**Exercise directions**
Your copy should match the records exactly, apart from the pictures, which stay out.

------ Data extract ------

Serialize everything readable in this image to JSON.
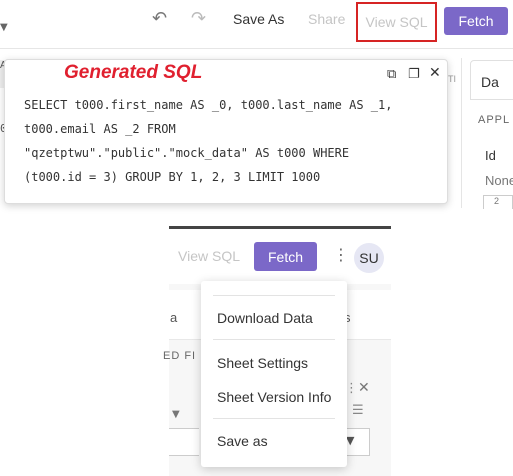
{
  "toolbar": {
    "save_as_label": "Save As",
    "share_label": "Share",
    "view_sql_label": "View SQL",
    "fetch_label": "Fetch"
  },
  "background_panel": {
    "tab_label": "Da",
    "section_label": "APPL",
    "field_label": "Id",
    "field_value": "None",
    "ti_text": "TI",
    "left_tab_text": "A",
    "left_row_text": "0",
    "small_box_text": "2"
  },
  "sql_popup": {
    "title": "Generated SQL",
    "code_lines": [
      "SELECT t000.first_name AS _0, t000.last_name AS _1,",
      "t000.email AS _2 FROM",
      "\"qzetptwu\".\"public\".\"mock_data\" AS t000 WHERE",
      "(t000.id = 3) GROUP BY 1, 2, 3 LIMIT 1000"
    ]
  },
  "bottom_toolbar": {
    "view_sql_label": "View SQL",
    "fetch_label": "Fetch",
    "user_initials": "SU"
  },
  "bottom_background": {
    "tab_a": "a",
    "tab_s": "s",
    "section_label": "ED FI"
  },
  "menu": {
    "items": [
      {
        "label": "Download Data"
      },
      {
        "label": "Sheet Settings"
      },
      {
        "label": "Sheet Version Info"
      },
      {
        "label": "Save as"
      }
    ]
  },
  "colors": {
    "accent": "#7b68c8",
    "highlight_border": "#d62424",
    "annotation_text": "#e0202f",
    "disabled_text": "#c5c5c5"
  },
  "icons": [
    "chevron-down-icon",
    "undo-icon",
    "redo-icon",
    "external-link-icon",
    "copy-icon",
    "close-icon",
    "kebab-menu-icon",
    "list-icon"
  ]
}
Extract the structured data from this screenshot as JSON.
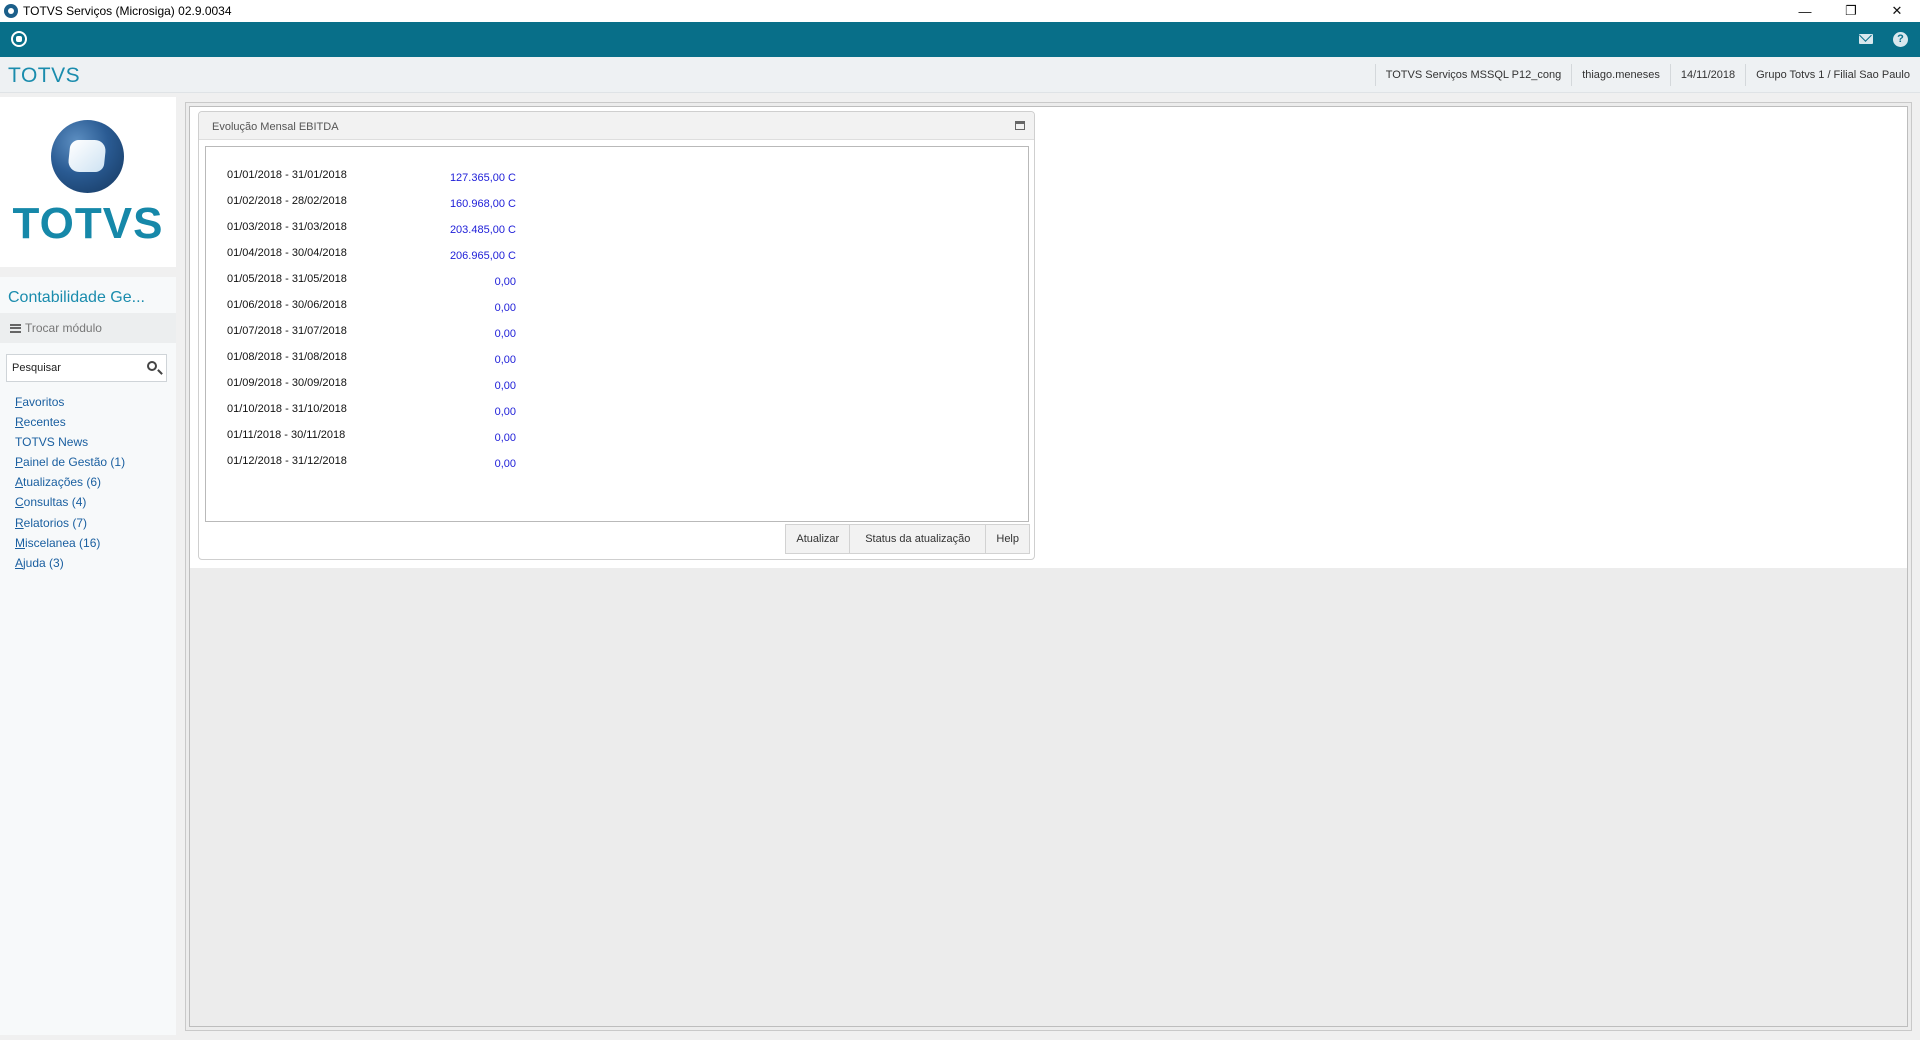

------

**Solution**
Serialize everything readable in this image to JSON.
{
  "toolbar": {
    "save_as_label": "Save As",
    "share_label": "Share",
    "view_sql_label": "View SQL",
    "fetch_label": "Fetch"
  },
  "background_panel": {
    "tab_label": "Da",
    "section_label": "APPL",
    "field_label": "Id",
    "field_value": "None",
    "ti_text": "TI",
    "left_tab_text": "A",
    "left_row_text": "0",
    "small_box_text": "2"
  },
  "sql_popup": {
    "title": "Generated SQL",
    "code_lines": [
      "SELECT t000.first_name AS _0, t000.last_name AS _1,",
      "t000.email AS _2 FROM",
      "\"qzetptwu\".\"public\".\"mock_data\" AS t000 WHERE",
      "(t000.id = 3) GROUP BY 1, 2, 3 LIMIT 1000"
    ]
  },
  "bottom_toolbar": {
    "view_sql_label": "View SQL",
    "fetch_label": "Fetch",
    "user_initials": "SU"
  },
  "bottom_background": {
    "tab_a": "a",
    "tab_s": "s",
    "section_label": "ED FI"
  },
  "menu": {
    "items": [
      {
        "label": "Download Data"
      },
      {
        "label": "Sheet Settings"
      },
      {
        "label": "Sheet Version Info"
      },
      {
        "label": "Save as"
      }
    ]
  },
  "colors": {
    "accent": "#7b68c8",
    "highlight_border": "#d62424",
    "annotation_text": "#e0202f",
    "disabled_text": "#c5c5c5"
  },
  "icons": [
    "chevron-down-icon",
    "undo-icon",
    "redo-icon",
    "external-link-icon",
    "copy-icon",
    "close-icon",
    "kebab-menu-icon",
    "list-icon"
  ]
}
Extract the structured data from this screenshot as JSON.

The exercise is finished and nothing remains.